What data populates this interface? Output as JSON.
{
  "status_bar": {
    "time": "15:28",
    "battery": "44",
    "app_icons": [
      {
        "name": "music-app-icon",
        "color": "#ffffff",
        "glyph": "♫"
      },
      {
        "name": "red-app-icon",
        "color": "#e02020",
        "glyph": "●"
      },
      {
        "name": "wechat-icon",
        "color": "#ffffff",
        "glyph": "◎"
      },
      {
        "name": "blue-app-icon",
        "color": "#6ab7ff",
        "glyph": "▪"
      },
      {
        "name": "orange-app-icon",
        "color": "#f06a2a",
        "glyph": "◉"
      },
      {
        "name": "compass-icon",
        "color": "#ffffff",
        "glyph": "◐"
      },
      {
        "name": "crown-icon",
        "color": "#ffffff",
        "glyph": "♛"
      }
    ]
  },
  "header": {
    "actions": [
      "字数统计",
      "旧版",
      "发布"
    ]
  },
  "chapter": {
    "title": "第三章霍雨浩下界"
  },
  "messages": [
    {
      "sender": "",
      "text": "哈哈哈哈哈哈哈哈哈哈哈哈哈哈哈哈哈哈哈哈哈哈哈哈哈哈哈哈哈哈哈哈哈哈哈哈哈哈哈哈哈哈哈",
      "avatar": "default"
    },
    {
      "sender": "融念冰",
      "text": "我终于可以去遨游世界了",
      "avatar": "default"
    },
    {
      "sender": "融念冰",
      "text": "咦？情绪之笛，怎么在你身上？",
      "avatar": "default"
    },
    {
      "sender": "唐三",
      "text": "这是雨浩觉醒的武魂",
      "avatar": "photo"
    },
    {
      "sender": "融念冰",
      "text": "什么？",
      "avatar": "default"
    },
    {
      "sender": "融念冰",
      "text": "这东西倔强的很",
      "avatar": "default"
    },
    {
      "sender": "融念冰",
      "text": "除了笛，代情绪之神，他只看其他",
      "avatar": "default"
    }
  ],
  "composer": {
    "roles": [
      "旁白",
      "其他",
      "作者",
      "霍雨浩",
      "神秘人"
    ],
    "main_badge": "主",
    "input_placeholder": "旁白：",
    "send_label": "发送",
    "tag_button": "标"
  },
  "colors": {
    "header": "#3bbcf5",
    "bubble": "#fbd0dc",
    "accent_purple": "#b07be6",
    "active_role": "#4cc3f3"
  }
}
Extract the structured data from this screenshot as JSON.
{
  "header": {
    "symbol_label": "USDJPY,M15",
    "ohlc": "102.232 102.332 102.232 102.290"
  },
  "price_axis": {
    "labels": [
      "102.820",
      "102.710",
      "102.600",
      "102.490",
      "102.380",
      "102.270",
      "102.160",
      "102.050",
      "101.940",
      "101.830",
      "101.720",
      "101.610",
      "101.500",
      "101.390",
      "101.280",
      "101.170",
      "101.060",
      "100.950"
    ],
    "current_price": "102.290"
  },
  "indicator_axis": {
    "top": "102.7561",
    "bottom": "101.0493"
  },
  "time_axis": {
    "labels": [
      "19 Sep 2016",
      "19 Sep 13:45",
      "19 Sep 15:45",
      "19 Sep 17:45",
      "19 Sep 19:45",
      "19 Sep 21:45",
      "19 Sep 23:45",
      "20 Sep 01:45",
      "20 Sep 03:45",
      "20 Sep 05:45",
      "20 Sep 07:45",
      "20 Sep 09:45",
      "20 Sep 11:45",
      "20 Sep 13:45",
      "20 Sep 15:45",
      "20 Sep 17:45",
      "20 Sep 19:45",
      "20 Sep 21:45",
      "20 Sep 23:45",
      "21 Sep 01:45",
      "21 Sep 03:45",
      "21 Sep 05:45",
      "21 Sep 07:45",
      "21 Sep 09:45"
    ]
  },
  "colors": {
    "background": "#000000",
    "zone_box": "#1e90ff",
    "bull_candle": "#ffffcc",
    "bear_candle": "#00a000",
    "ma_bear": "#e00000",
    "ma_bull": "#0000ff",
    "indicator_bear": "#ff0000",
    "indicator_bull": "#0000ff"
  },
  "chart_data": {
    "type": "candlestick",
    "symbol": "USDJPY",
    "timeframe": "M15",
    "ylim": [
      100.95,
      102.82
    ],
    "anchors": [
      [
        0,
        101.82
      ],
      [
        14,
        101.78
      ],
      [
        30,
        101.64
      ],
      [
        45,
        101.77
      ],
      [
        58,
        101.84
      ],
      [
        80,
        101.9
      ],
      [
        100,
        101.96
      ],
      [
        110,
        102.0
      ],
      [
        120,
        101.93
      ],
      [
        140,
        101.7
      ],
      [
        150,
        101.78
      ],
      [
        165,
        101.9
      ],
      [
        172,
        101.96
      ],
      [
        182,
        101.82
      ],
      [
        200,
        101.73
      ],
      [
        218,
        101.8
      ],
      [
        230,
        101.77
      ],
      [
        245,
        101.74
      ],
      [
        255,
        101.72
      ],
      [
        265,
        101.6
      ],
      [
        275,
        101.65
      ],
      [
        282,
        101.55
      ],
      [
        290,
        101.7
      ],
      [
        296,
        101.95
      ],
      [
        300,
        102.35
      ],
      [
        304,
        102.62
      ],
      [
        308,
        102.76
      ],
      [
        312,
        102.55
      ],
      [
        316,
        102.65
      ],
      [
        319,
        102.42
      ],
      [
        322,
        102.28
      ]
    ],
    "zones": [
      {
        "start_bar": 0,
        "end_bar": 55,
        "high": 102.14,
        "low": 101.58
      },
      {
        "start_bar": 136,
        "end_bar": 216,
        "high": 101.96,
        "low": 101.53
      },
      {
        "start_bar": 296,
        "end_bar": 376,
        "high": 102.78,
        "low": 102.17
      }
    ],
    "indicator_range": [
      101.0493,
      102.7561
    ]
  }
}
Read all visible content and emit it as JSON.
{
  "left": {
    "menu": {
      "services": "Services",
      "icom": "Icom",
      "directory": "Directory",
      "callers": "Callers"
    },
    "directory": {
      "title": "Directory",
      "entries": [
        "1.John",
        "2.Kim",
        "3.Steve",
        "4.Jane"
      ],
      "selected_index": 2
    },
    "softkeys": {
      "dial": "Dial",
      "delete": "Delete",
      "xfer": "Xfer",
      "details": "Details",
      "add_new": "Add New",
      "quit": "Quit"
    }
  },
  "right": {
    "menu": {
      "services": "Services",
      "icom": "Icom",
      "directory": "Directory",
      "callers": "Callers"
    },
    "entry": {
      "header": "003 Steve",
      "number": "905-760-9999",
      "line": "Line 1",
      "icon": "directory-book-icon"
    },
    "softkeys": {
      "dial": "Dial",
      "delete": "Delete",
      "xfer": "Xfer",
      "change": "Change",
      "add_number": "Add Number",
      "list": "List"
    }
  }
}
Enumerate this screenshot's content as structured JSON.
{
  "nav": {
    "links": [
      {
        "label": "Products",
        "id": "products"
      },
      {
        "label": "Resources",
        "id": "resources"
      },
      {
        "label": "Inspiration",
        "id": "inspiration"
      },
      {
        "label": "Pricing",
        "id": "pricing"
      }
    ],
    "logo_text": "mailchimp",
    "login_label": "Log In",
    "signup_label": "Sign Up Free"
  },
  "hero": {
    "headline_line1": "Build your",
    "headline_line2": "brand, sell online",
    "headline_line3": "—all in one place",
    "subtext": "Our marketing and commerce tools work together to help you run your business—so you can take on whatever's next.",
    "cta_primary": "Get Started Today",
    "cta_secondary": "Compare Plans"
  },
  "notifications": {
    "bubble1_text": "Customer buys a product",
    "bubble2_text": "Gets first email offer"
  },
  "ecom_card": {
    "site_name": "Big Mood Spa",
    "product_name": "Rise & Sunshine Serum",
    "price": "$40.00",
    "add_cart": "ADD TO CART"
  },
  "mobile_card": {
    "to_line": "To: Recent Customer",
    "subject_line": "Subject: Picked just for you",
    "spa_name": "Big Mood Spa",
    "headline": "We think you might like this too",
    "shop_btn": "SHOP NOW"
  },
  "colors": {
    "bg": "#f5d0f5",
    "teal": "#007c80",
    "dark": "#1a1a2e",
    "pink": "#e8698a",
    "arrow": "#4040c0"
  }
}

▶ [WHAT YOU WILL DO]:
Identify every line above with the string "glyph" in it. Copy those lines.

▶ [EXERCISE ANSWER]:
        "glyph": "♫"
        "glyph": "●"
        "glyph": "◎"
        "glyph": "▪"
        "glyph": "◉"
        "glyph": "◐"
        "glyph": "♛"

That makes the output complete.